And don't be afraid to add craisins, raisins, or nuts to your apple filling.

I've got rye bread which I'll slice thick and heat in the oven while the fish is baking.

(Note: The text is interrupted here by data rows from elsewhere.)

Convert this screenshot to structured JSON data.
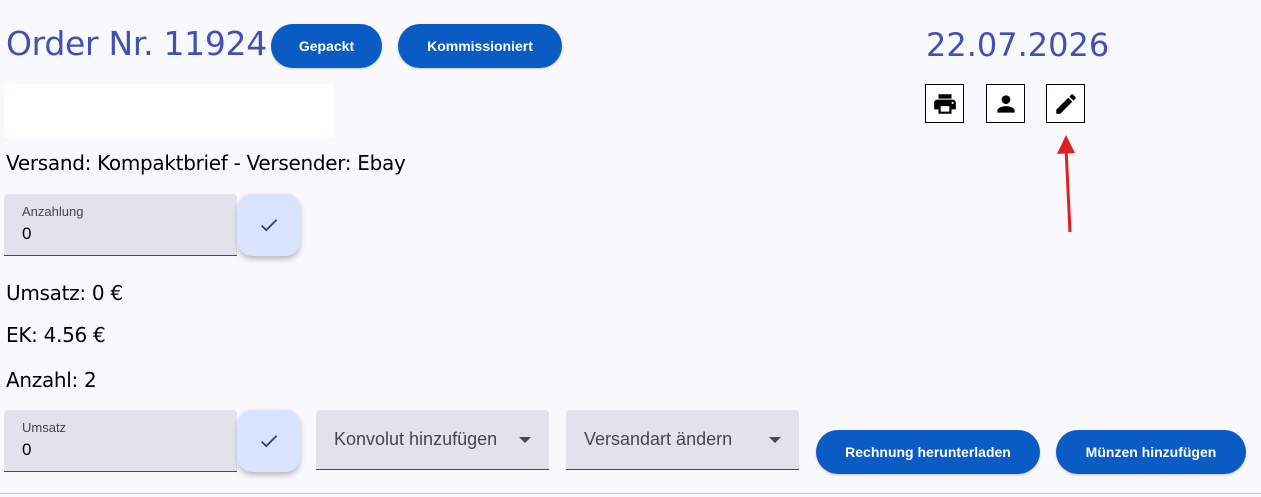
{
  "header": {
    "order_title": "Order Nr. 11924",
    "packed_label": "Gepackt",
    "picked_label": "Kommissioniert",
    "date": "22.07.2026"
  },
  "toolbar": {
    "print_icon": "print-icon",
    "person_icon": "person-icon",
    "edit_icon": "edit-icon"
  },
  "info": {
    "shipping": "Versand: Kompaktbrief - Versender: Ebay",
    "revenue": "Umsatz: 0 €",
    "ek": "EK: 4.56 €",
    "count": "Anzahl: 2"
  },
  "deposit_field": {
    "label": "Anzahlung",
    "value": "0"
  },
  "revenue_field": {
    "label": "Umsatz",
    "value": "0"
  },
  "selects": {
    "lot": "Konvolut hinzufügen",
    "shipping_type": "Versandart ändern"
  },
  "actions": {
    "download_invoice": "Rechnung herunterladen",
    "add_coins": "Münzen hinzufügen"
  },
  "colors": {
    "primary": "#0a5bc4",
    "title": "#3f51b5",
    "annotation_arrow": "#e02020"
  }
}
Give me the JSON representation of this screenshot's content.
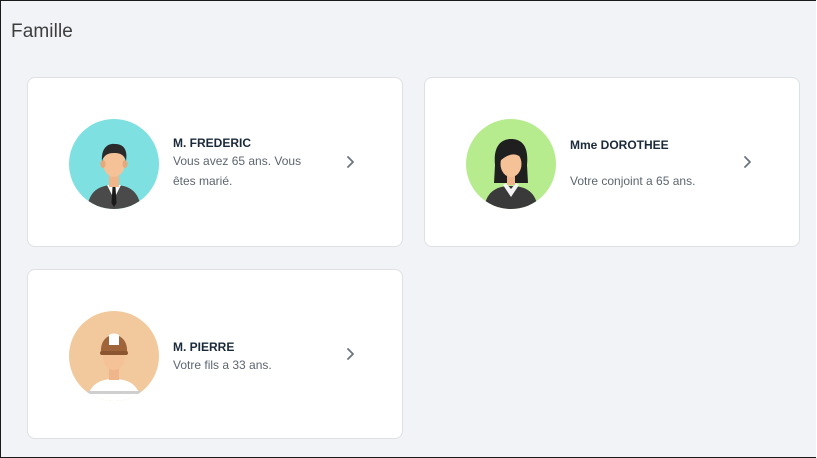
{
  "section": {
    "title": "Famille"
  },
  "members": [
    {
      "name": "M. FREDERIC",
      "desc_line1": "Vous avez 65 ans. Vous",
      "desc_line2": "êtes marié.",
      "avatar_bg": "#7ee0e0",
      "avatar_icon": "man-suit-icon"
    },
    {
      "name": "Mme DOROTHEE",
      "desc_line1": "",
      "desc_line2": "Votre conjoint a 65 ans.",
      "avatar_bg": "#b7ec8e",
      "avatar_icon": "woman-suit-icon"
    },
    {
      "name": "M. PIERRE",
      "desc_line1": "Votre fils a 33 ans.",
      "desc_line2": "",
      "avatar_bg": "#f2c99c",
      "avatar_icon": "boy-cap-icon"
    }
  ],
  "chevron_icon": "chevron-right-icon"
}
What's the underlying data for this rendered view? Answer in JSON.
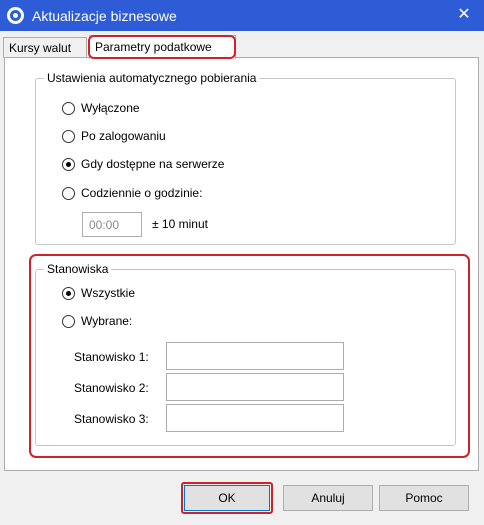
{
  "window": {
    "title": "Aktualizacje biznesowe",
    "close_glyph": "✕"
  },
  "tabs": [
    {
      "label": "Kursy walut"
    },
    {
      "label": "Parametry podatkowe",
      "selected": true
    }
  ],
  "auto_download": {
    "legend": "Ustawienia automatycznego pobierania",
    "options": [
      {
        "label": "Wyłączone",
        "checked": false
      },
      {
        "label": "Po zalogowaniu",
        "checked": false
      },
      {
        "label": "Gdy dostępne na serwerze",
        "checked": true
      },
      {
        "label": "Codziennie o godzinie:",
        "checked": false
      }
    ],
    "time_value": "00:00",
    "tolerance": "± 10 minut"
  },
  "stations": {
    "legend": "Stanowiska",
    "options": [
      {
        "label": "Wszystkie",
        "checked": true
      },
      {
        "label": "Wybrane:",
        "checked": false
      }
    ],
    "fields": [
      {
        "label": "Stanowisko 1:",
        "value": ""
      },
      {
        "label": "Stanowisko 2:",
        "value": ""
      },
      {
        "label": "Stanowisko 3:",
        "value": ""
      }
    ]
  },
  "buttons": {
    "ok": "OK",
    "cancel": "Anuluj",
    "help": "Pomoc"
  },
  "colors": {
    "titlebar": "#2e5cd6",
    "highlight": "#d0202a",
    "focus": "#0078d7"
  }
}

It's much better than toasting the bread – takes longer – but it's really good with a good bread – try it!

Recipe: Creamy Onion Soup

|September 21, 2011|read comments (0)
Author: Mama's Kitchen

 This Sunday I came down with the flu – hit me dang hard too.

Definite soup time!

Thank heaven I had homemade broth in the freezer to use – it made making a pot of soup so easy.  Just added my noodles and veggies.

For the past couple of weeks I have been craving onion soup – a nice bowl of hot, steaming, creamy onion soup.

Finally today, I felt up to making it – I still feel like crap and look like crap – but my soup was good – easy to make, easy on the budget, and so good.


I started by melted a knob of butter in my pot, adding a rough grated carrot, a stalk of celery (diced), chopped fresh celery leaves and a small cooking onion.  I let the cook just a couple minutes, adding a spoon of flour and let that cook an additional 2 minutes.

Added 6 cups water and some instant chicken bouillon; fresh cracked black pepper (which I was quite generous with to help clear up my chest), some Kosher salt, parsley, and a bit of garlic powder.

Added my diced onions and brought to a boil – let it boil about 5 minutes and then reduce the heat so that it simmers slowly for about 25 minutes – just enough to make the onions the right tenderness for me.

I then added a handful or so of instant potato flakes to use as a thickener and let that simmer for 5 minutes before pouring in approximately a cup of milk – allow to heat through BUT DO NOT BOIL!

This really helped open my chest and I am not as congested – onions and cracked black pepper – just what the doctor ordered!

(Dr. Mama, that is!)